What to produce: Without copying any picture, return all lines below exactly.

Stored records:
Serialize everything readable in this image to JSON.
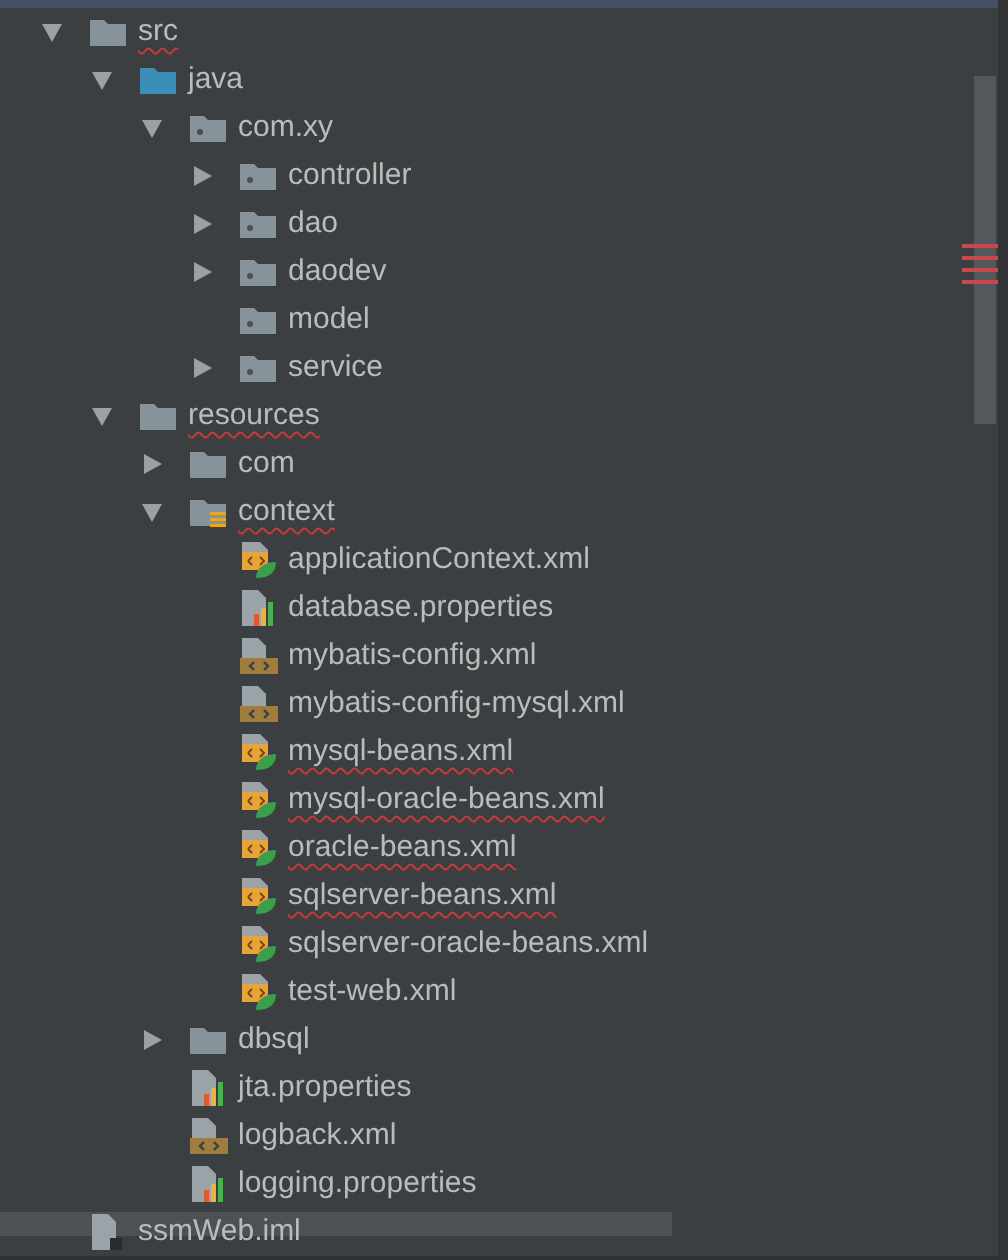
{
  "tree": [
    {
      "name": "src",
      "kind": "folder",
      "expanded": true,
      "spelling_error": true,
      "children": [
        {
          "name": "java",
          "kind": "source-root",
          "expanded": true,
          "spelling_error": false,
          "children": [
            {
              "name": "com.xy",
              "kind": "package",
              "expanded": true,
              "spelling_error": false,
              "children": [
                {
                  "name": "controller",
                  "kind": "package",
                  "expanded": false,
                  "spelling_error": false
                },
                {
                  "name": "dao",
                  "kind": "package",
                  "expanded": false,
                  "spelling_error": false
                },
                {
                  "name": "daodev",
                  "kind": "package",
                  "expanded": false,
                  "spelling_error": false
                },
                {
                  "name": "model",
                  "kind": "package",
                  "spelling_error": false
                },
                {
                  "name": "service",
                  "kind": "package",
                  "expanded": false,
                  "spelling_error": false
                }
              ]
            }
          ]
        },
        {
          "name": "resources",
          "kind": "folder",
          "expanded": true,
          "spelling_error": true,
          "children": [
            {
              "name": "com",
              "kind": "folder",
              "expanded": false,
              "spelling_error": false
            },
            {
              "name": "context",
              "kind": "resource-folder",
              "expanded": true,
              "spelling_error": true,
              "children": [
                {
                  "name": "applicationContext.xml",
                  "kind": "spring-xml",
                  "spelling_error": false
                },
                {
                  "name": "database.properties",
                  "kind": "properties",
                  "spelling_error": false
                },
                {
                  "name": "mybatis-config.xml",
                  "kind": "xml",
                  "spelling_error": false
                },
                {
                  "name": "mybatis-config-mysql.xml",
                  "kind": "xml",
                  "spelling_error": false
                },
                {
                  "name": "mysql-beans.xml",
                  "kind": "spring-xml",
                  "spelling_error": true
                },
                {
                  "name": "mysql-oracle-beans.xml",
                  "kind": "spring-xml",
                  "spelling_error": true
                },
                {
                  "name": "oracle-beans.xml",
                  "kind": "spring-xml",
                  "spelling_error": true
                },
                {
                  "name": "sqlserver-beans.xml",
                  "kind": "spring-xml",
                  "spelling_error": true
                },
                {
                  "name": "sqlserver-oracle-beans.xml",
                  "kind": "spring-xml",
                  "spelling_error": false
                },
                {
                  "name": "test-web.xml",
                  "kind": "spring-xml",
                  "spelling_error": false
                }
              ]
            },
            {
              "name": "dbsql",
              "kind": "folder",
              "expanded": false,
              "spelling_error": false
            },
            {
              "name": "jta.properties",
              "kind": "properties",
              "spelling_error": false
            },
            {
              "name": "logback.xml",
              "kind": "xml",
              "spelling_error": false
            },
            {
              "name": "logging.properties",
              "kind": "properties",
              "spelling_error": false
            }
          ]
        }
      ]
    },
    {
      "name": "ssmWeb.iml",
      "kind": "iml",
      "spelling_error": false
    }
  ]
}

Task result:
Serialize everything readable in this image to JSON.
{
  "tree": [
    {
      "name": "src",
      "kind": "folder",
      "expanded": true,
      "spelling_error": true,
      "children": [
        {
          "name": "java",
          "kind": "source-root",
          "expanded": true,
          "spelling_error": false,
          "children": [
            {
              "name": "com.xy",
              "kind": "package",
              "expanded": true,
              "spelling_error": false,
              "children": [
                {
                  "name": "controller",
                  "kind": "package",
                  "expanded": false,
                  "spelling_error": false
                },
                {
                  "name": "dao",
                  "kind": "package",
                  "expanded": false,
                  "spelling_error": false
                },
                {
                  "name": "daodev",
                  "kind": "package",
                  "expanded": false,
                  "spelling_error": false
                },
                {
                  "name": "model",
                  "kind": "package",
                  "spelling_error": false
                },
                {
                  "name": "service",
                  "kind": "package",
                  "expanded": false,
                  "spelling_error": false
                }
              ]
            }
          ]
        },
        {
          "name": "resources",
          "kind": "folder",
          "expanded": true,
          "spelling_error": true,
          "children": [
            {
              "name": "com",
              "kind": "folder",
              "expanded": false,
              "spelling_error": false
            },
            {
              "name": "context",
              "kind": "resource-folder",
              "expanded": true,
              "spelling_error": true,
              "children": [
                {
                  "name": "applicationContext.xml",
                  "kind": "spring-xml",
                  "spelling_error": false
                },
                {
                  "name": "database.properties",
                  "kind": "properties",
                  "spelling_error": false
                },
                {
                  "name": "mybatis-config.xml",
                  "kind": "xml",
                  "spelling_error": false
                },
                {
                  "name": "mybatis-config-mysql.xml",
                  "kind": "xml",
                  "spelling_error": false
                },
                {
                  "name": "mysql-beans.xml",
                  "kind": "spring-xml",
                  "spelling_error": true
                },
                {
                  "name": "mysql-oracle-beans.xml",
                  "kind": "spring-xml",
                  "spelling_error": true
                },
                {
                  "name": "oracle-beans.xml",
                  "kind": "spring-xml",
                  "spelling_error": true
                },
                {
                  "name": "sqlserver-beans.xml",
                  "kind": "spring-xml",
                  "spelling_error": true
                },
                {
                  "name": "sqlserver-oracle-beans.xml",
                  "kind": "spring-xml",
                  "spelling_error": false
                },
                {
                  "name": "test-web.xml",
                  "kind": "spring-xml",
                  "spelling_error": false
                }
              ]
            },
            {
              "name": "dbsql",
              "kind": "folder",
              "expanded": false,
              "spelling_error": false
            },
            {
              "name": "jta.properties",
              "kind": "properties",
              "spelling_error": false
            },
            {
              "name": "logback.xml",
              "kind": "xml",
              "spelling_error": false
            },
            {
              "name": "logging.properties",
              "kind": "properties",
              "spelling_error": false
            }
          ]
        }
      ]
    },
    {
      "name": "ssmWeb.iml",
      "kind": "iml",
      "spelling_error": false
    }
  ]
}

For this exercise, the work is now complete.